Sixteen-year-old Jack Parker enlists a grave robber and dwarf bounty hunter to help him find his kidnapped little sister.
You May Proceed to Diddle Yourself (Read the book to appreciate it.)
Cormac McCarthy’s Border Trilogy and Blood Meridian, anything by Mark Twain, Charles Portis’s True Grit and similar Westerns.
Jack Parker is a self-described nineteen-year-old who is actually sixteen. He’s built in the same vein as Twain’s boy heroes.
It’d be a great part for a young, unknown actor. If it were to be someone I’ve seen before, Asa Butterfield (Hugo, the forthcoming Ender’s Game) seems like a great choice.
Well, it’s East Texas in the early 1900s, so absolutely. It’s a real rough-and-tumble, only-the-strong-survive type area. I dig.
When I got back home Ma and Pa were both dead, and there was Lula out in the yard crying, a strangled chicken in one hand because she was setting about making dinner, even with them dead in the house.
Admittedly, I haven’t read all of Lansdale’s previous work. But, with over fifty published books (both novels and short story collections), that’s like saying I live in New York City but haven’t dined at all of the Big Apple’s restaurants. How could anyone do that?
Maybe reading fifty-some odd books isn’t the same as eating at a thousand different restaurants. No matter, though, because after reading The Thicket, the rest of Lansdale’s work has shot to the top of my must-read list.
I’ll tell you what, if you like dialogue – gritty, sharp, well-written dialogue – then The Thicket is a must-read. Lansdale’s dialogue isn’t only all those adjectives I just listed; it’s also one of the keys to the story. Lansdale does a hell of a job weaving crucial characterizations in between quotation marks, a skill he’s also shown off in his other work, but his description in other areas does lack a little bit. That doesn’t change the fact that Lansdale is one of the best dialogue scribes working in fiction right now, but it does take away from further developing the background of the story's most important characters and plot lines.
The Thicket reads like something in between a wet dream and a nightmare. It’s one of those stories that feel like old folklore being passed down from your grandfather around a campfire…if your grandfather was a B-movie film director with a wicked sense of humor and no filter. And by wicked, I mean dark. When you venture into Lansdale's dirty, seedy underworld, you know what you’re getting yourself into. The Thicket is no different, and it will not disappoint if you’re a longtime reader.

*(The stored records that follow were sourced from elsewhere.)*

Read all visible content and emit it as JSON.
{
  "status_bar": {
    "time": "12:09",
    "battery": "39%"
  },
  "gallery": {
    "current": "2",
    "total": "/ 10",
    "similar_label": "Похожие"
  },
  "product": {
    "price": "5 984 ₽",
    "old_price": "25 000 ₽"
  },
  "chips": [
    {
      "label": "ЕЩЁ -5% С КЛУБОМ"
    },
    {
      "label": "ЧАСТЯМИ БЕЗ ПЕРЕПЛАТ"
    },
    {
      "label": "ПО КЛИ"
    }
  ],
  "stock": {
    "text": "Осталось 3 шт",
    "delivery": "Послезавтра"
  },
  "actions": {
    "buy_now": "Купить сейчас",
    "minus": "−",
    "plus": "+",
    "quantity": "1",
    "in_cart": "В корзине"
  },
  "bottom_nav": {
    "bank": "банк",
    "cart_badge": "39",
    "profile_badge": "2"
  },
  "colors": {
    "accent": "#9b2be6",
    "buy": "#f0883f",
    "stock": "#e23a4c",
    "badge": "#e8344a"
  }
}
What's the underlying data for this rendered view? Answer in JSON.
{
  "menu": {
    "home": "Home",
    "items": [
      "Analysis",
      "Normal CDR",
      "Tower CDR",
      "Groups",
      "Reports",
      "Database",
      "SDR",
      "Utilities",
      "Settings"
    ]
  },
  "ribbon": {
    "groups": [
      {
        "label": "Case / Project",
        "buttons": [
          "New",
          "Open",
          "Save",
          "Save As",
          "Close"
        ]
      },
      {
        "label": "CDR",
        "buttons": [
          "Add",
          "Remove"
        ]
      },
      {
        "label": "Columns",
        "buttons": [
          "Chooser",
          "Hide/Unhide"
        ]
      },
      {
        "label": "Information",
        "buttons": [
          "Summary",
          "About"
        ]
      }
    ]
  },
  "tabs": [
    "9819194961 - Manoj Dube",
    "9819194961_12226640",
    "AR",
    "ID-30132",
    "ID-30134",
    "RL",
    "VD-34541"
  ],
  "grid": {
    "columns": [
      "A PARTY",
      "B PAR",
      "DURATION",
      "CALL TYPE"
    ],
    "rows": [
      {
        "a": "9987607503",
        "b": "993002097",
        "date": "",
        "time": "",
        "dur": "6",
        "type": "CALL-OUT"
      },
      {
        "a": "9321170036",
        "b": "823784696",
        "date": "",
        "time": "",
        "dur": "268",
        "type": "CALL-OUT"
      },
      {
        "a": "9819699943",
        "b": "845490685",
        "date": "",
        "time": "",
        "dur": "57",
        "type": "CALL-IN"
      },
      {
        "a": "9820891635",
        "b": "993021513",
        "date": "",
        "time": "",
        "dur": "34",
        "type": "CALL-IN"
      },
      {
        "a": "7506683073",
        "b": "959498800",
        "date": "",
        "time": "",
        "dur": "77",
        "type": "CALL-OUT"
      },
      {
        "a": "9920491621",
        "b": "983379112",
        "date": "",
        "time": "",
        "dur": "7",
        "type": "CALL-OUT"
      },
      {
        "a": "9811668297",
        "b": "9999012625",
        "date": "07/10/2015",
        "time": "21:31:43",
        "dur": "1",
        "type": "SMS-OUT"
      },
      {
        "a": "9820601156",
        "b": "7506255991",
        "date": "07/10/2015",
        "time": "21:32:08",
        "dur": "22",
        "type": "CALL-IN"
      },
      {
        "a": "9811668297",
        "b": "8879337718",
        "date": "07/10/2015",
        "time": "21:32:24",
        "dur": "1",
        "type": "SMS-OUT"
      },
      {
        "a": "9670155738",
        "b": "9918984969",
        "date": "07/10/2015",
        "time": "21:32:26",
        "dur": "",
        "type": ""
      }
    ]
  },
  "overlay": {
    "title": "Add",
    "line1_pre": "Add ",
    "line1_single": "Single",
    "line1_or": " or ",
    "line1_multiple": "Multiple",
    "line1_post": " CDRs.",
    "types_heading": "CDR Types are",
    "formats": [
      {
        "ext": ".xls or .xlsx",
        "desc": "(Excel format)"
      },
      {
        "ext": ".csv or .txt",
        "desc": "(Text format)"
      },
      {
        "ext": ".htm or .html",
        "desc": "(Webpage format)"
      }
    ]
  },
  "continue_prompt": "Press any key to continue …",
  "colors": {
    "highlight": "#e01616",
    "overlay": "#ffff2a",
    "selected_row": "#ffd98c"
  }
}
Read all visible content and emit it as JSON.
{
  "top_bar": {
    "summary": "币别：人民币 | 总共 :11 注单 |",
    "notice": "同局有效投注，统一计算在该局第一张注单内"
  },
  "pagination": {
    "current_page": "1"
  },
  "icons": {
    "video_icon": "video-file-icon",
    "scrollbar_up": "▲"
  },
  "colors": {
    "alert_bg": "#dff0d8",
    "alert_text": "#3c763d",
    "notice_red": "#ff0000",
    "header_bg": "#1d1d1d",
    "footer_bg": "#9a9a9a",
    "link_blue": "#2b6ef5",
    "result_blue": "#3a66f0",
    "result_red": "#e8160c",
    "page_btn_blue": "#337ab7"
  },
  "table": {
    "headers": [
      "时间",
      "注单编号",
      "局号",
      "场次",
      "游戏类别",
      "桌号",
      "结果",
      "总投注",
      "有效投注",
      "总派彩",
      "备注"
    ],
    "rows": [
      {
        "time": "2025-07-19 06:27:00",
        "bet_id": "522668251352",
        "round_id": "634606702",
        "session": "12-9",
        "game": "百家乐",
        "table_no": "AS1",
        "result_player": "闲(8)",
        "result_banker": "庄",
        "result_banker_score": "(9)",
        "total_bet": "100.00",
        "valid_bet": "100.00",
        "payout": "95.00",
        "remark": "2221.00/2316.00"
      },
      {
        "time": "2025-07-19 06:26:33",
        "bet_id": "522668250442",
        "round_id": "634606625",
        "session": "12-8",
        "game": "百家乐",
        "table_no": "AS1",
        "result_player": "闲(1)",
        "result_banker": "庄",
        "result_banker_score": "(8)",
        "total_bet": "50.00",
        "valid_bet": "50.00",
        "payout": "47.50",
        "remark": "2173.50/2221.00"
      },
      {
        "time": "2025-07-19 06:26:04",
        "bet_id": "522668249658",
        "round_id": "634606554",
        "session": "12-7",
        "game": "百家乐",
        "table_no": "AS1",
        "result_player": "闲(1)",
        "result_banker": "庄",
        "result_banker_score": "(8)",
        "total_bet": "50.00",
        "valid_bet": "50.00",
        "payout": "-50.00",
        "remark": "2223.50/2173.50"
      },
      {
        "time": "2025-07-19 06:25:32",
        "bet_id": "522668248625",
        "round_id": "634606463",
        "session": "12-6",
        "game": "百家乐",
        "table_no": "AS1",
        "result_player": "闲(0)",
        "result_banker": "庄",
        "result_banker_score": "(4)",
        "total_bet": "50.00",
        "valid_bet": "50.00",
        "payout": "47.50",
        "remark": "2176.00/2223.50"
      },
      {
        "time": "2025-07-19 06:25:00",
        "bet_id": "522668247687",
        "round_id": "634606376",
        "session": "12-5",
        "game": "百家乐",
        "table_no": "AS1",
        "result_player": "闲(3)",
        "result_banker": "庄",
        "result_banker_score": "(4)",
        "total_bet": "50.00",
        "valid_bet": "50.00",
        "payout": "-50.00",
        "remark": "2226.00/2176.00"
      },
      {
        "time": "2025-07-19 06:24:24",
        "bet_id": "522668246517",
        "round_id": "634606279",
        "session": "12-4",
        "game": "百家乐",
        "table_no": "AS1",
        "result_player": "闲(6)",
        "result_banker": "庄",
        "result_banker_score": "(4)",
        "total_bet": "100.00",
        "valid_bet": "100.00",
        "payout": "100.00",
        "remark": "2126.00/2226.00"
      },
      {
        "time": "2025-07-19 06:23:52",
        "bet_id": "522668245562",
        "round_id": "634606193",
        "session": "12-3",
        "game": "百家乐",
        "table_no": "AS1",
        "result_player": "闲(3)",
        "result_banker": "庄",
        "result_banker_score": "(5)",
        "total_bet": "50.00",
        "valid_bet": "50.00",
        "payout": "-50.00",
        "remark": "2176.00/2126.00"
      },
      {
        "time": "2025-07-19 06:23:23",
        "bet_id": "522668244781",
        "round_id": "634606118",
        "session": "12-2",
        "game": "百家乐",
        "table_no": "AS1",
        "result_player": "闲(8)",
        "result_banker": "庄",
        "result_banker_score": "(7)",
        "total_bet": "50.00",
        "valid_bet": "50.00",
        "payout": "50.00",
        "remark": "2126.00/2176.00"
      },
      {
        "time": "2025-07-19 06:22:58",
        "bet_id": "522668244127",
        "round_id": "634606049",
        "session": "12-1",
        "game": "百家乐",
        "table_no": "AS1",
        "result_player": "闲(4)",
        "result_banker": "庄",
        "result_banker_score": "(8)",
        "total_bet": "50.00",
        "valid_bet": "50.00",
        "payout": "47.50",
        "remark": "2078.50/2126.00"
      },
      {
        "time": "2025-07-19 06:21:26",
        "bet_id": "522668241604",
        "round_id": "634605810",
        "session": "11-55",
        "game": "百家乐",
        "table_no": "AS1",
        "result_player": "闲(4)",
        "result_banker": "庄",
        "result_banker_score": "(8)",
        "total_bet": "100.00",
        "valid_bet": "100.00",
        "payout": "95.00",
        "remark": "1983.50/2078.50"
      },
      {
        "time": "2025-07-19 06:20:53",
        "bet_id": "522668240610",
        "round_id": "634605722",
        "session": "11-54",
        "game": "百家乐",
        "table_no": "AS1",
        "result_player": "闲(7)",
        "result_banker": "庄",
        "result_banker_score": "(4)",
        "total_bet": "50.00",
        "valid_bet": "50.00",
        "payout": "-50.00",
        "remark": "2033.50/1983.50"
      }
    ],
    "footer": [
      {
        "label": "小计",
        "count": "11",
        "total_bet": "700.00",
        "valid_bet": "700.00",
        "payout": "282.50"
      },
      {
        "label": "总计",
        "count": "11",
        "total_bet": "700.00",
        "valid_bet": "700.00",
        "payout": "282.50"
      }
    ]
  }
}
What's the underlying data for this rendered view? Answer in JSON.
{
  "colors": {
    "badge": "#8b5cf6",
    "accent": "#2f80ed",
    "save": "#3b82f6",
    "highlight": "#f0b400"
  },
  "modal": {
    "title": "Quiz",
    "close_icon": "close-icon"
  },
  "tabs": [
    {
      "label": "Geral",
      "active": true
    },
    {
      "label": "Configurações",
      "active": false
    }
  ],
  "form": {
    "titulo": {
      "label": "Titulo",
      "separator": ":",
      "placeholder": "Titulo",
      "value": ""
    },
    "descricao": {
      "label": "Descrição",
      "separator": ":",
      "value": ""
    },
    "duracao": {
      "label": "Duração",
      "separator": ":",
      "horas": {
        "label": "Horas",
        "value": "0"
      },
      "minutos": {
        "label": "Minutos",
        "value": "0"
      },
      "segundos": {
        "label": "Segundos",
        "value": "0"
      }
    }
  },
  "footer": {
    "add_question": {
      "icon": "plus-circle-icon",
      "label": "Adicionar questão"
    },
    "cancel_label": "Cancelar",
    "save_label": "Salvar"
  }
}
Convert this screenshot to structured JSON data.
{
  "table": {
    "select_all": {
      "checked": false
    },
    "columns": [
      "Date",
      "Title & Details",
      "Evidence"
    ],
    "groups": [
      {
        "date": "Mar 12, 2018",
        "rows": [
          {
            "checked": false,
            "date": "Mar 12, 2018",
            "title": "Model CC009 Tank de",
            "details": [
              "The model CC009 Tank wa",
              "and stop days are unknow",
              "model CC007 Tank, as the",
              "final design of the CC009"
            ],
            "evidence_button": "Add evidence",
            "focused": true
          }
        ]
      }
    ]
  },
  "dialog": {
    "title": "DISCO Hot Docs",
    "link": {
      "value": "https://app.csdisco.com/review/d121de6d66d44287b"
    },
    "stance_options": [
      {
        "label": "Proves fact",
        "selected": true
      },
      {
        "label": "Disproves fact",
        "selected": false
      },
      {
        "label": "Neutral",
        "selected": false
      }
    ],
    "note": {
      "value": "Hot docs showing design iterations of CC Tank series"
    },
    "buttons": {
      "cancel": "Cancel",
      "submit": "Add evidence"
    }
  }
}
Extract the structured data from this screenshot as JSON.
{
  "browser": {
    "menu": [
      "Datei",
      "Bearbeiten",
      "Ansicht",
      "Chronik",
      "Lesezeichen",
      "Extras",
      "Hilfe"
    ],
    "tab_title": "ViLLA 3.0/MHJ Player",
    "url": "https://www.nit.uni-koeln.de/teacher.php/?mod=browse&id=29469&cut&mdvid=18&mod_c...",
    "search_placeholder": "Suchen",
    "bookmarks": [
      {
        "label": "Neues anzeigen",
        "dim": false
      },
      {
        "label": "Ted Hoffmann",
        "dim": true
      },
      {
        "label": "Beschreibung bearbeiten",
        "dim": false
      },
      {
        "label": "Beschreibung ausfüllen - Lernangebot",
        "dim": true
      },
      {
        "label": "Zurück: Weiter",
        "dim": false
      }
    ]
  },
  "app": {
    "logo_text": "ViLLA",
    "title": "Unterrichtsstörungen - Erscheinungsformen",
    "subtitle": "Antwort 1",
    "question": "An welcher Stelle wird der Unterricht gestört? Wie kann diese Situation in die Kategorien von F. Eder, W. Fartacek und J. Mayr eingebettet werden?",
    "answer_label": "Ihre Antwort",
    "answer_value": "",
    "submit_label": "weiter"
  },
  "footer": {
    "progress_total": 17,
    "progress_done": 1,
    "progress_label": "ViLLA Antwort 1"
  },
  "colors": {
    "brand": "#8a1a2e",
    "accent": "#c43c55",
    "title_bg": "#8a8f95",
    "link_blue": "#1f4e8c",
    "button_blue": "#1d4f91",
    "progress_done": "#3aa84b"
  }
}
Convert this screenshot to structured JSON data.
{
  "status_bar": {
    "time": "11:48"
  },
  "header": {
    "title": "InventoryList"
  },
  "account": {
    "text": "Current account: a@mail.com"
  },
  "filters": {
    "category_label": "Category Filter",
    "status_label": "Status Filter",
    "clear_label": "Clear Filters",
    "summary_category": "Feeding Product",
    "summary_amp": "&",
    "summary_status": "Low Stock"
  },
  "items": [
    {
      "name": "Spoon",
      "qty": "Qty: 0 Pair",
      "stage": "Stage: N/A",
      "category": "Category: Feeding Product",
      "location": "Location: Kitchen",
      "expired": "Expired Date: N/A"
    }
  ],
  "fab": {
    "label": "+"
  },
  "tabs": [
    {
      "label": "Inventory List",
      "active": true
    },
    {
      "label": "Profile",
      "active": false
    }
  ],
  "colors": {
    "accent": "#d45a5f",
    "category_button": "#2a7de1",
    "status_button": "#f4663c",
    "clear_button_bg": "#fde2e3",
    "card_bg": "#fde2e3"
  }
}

It also reads like an old Western fable or fairy tale, filled with dark, red, viscous blood and even darker humor. If you’re fainthearted, this may give you pause. There is a healthy, healthy dose of sex, violence and strong language. There’s some animal cruelty and racial slurs (it is East Texas circa early 1900s, after all). So, if you’re easily offended, think twice about The Thicket.
But that's a very minor nit on my part. Really, it's a nit that doesn't need to be a nit. I struggled to find something I didn't like about this book – aside from a little more backstory. The Thicket isn't The Great American Novel by any means, but it's hilarious if you find the humor, and it's a touching story about love and loss. It may be Lansdale's most complete work yet.